An NBA Cares event with Nets players in Shanghai was also canceled on Tuesday by the Chinese board of education.
Chinese sportswear brand Anta, which works with players like Klay Thompson and Gordon Hayward, announced it would suspend contract renewal talks with the NBA, according to Reuters.
Per Keith Smith of Yahoo Sports, several NBA teams are planning “for a scenario in which the cap for the 2020-21 season could drop between 10 and 15 percent due to the current situation between the NBA and China.”
The Lakers-Nets exhibition game in Shanghai took place Thursday, however it was played without sponsors, and media sessions for both teams were canceled, as reported by Rachel Nichols of ESPN.
The Chinese Basketball Association has canceled planned exhibition games with the NBA G League affiliates of both the Rockets and Mavericks later this month in China, according to Shams Charania of The Athletic.
Tencent, the NBA’s exclusive digital partner in China, announced it will suspend business relations with the Rockets. The company is offering fans who bought a team-pass to watch the Rockets this season a chance to choose a different team.
Sportswear brand Li-Ning, which sponsors a handful of NBA players, announced that it would suspend business ties with the league.
Chinese state television CCTV said it would no longer air the Rockets’ preseason games in China.
In turn, the NBA issued the following statement where the league appears to show understanding and respect for China and it’s heritage & cultural, while also supporting Morey’s right to an opinion.
We recognize that the views expressed by Houston Rockets general manager Daryl Morey have deeply offended many of our friends and fans in China, which is regrettable. While Daryl has made it clear that his tweet does not represent the Rockets or the NBA, the values of the league support individuals’ educating themselves and sharing their views on matters important to them. We have great respect for the history and culture of China and hope that sports and the NBA can be used as a unifying force to bridge cultural divides and bring people together.
Now, LeBron James has weighed in on the matter. LeBron seems to suggest Rockets GM Morey exceeded his limits while expressing his opinion, considering his position as an NBA executive.
Lakers’ LeBron James on NBA’s China controversy: “I don’t want to get into a … feud with Daryl Morey but I believe he wasn’t educated on the situation at hand and he spoke.” pic.twitter.com/KKrMNU0dKR
— Ben Golliver (@BenGolliver) October 15, 2019
After LeBron’s comments on the matter, Boston Celtics playerEnes Kanter, who has his own political beef with the country of his origin, immediately responded by tweeting the following,
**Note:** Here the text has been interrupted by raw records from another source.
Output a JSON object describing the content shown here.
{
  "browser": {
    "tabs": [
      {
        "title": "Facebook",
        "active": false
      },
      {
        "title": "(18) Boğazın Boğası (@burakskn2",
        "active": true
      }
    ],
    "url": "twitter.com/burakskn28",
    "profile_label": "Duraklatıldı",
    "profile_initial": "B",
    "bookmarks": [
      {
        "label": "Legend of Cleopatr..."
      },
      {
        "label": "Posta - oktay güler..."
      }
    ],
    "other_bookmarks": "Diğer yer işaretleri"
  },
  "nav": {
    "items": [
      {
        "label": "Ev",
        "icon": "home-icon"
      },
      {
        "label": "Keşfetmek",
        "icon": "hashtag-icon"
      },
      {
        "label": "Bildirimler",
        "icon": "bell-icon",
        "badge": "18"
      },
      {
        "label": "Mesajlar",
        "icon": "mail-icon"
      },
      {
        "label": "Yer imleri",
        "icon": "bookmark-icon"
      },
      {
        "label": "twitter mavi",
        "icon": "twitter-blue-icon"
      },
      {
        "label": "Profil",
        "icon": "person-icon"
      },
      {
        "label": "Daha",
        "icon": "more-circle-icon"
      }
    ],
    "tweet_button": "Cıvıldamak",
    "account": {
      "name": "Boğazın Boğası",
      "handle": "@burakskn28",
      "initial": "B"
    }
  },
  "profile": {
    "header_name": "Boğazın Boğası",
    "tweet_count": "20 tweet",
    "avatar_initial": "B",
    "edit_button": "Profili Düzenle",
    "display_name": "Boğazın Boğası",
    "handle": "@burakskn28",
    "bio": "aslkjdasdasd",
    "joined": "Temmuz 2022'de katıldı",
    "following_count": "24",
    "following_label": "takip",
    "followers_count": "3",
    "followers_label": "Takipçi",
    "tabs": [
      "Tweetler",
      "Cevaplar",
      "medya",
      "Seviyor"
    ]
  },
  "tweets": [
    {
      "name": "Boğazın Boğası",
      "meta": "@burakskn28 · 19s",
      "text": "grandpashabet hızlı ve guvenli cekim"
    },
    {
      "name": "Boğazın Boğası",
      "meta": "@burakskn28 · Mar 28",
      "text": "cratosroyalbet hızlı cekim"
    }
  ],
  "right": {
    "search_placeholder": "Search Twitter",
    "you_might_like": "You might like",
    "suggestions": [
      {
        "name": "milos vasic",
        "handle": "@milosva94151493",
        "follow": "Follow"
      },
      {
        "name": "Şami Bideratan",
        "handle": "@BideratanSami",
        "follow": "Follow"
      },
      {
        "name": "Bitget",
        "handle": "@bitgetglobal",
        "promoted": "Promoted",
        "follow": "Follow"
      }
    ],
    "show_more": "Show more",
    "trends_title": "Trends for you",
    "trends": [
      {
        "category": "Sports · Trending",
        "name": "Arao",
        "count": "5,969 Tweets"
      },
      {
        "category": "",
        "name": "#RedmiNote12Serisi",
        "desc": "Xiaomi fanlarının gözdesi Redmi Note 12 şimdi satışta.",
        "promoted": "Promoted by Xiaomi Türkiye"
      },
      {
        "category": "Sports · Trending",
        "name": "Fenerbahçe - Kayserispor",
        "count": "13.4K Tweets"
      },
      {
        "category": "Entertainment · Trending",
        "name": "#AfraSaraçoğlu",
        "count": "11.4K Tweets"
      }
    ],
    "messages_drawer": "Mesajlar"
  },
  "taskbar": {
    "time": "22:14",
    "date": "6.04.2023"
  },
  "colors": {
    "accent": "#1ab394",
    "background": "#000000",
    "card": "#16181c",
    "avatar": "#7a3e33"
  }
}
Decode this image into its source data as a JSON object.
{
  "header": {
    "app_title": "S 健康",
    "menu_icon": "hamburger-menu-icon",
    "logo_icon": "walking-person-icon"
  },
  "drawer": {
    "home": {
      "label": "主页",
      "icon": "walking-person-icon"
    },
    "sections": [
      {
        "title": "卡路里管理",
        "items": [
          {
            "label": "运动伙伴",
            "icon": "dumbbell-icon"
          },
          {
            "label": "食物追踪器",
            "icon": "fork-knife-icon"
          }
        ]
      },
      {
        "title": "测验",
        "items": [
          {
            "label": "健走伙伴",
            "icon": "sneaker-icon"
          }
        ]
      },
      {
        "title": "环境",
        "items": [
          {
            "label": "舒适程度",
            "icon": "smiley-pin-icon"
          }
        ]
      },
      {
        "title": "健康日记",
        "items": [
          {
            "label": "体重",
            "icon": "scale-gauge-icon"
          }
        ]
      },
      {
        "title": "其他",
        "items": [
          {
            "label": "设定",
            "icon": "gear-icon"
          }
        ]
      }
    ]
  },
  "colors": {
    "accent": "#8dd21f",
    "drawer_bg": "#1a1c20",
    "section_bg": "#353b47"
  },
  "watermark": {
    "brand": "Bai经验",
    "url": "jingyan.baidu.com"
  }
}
-Haven’t seen or talked to my family 5 years
-Jailed my dad
-My siblings can’t find jobs
-Revoked my passport
-International arrest warrant
-My family can’t leave the country
-Got Death Threats everyday
-Got attacked, harassed
-Tried to kidnap me in Indonesia
FREEDOM IS NOT FREE
— Enes Kanter (@EnesKanter) October 15, 2019
What’s at stake here is actually huge. Does the NBA fall back and allow the Chinese government and Chinese business elites to dictate terms to it or does the league stick it’s ground and potentially bypass doing business with the world’s largest economy: China?
Time will tell.